It's hard to form a clear judgment of Mary and the Giant in the context of either the 1980s, when it was published, or today. It's a book of and about the 50s that couldn't have been published in its own time. There are a complex combination of things going on here: intentional racism by the antagonists, unintentional racism sneaking in because of the time, an appalling indifference to Mary's sexual abuse at the hands of her father (even as an adult), all wrapped up in the recurring theme of rescue that could either be plot symmetry or the 50s idea that the solution to every girl's problem is being carried somewhere by a man. Seriously. It's like they think Mary can't walk, despite having seen her do so many times.

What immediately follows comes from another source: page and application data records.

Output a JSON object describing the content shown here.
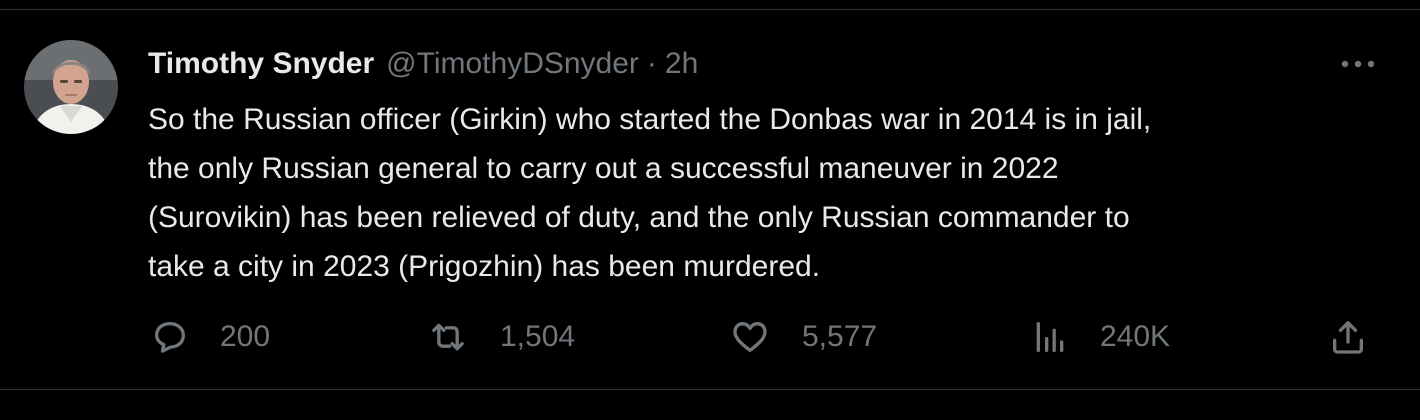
{
  "tweet": {
    "author": {
      "name": "Timothy Snyder",
      "handle": "@TimothyDSnyder"
    },
    "separator": "·",
    "time": "2h",
    "text": "So the Russian officer (Girkin) who started the Donbas war in 2014 is in jail,\nthe only Russian general to carry out a successful maneuver in 2022\n(Surovikin) has been relieved of duty, and the only Russian commander to\ntake a city in 2023 (Prigozhin) has been murdered.",
    "actions": {
      "replies": "200",
      "retweets": "1,504",
      "likes": "5,577",
      "views": "240K"
    },
    "icons": {
      "more": "more-dots-icon",
      "reply": "reply-icon",
      "retweet": "retweet-icon",
      "like": "heart-icon",
      "views": "analytics-icon",
      "share": "share-icon"
    }
  },
  "colors": {
    "background": "#000000",
    "text_primary": "#e7e9ea",
    "text_secondary": "#71767b",
    "divider": "#2f3336"
  }
}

But. The story itself, of a small-town girl trying to escape herself before ultimately learning that where you go, there you are, is quite interesting. Like Dick's sci-fi, it's fast paced and totally readable, and many of the characters are relateable and enjoyable. I'd have liked a little more backstory on some of them, and a more detailed epilogue, but Dick was never a man for details. That forthright directness is what keeps Mary and the Giant from descending into standard romantic drivel. And the lack of drivel is, in a nutshell, what kept it from being published for 25 years.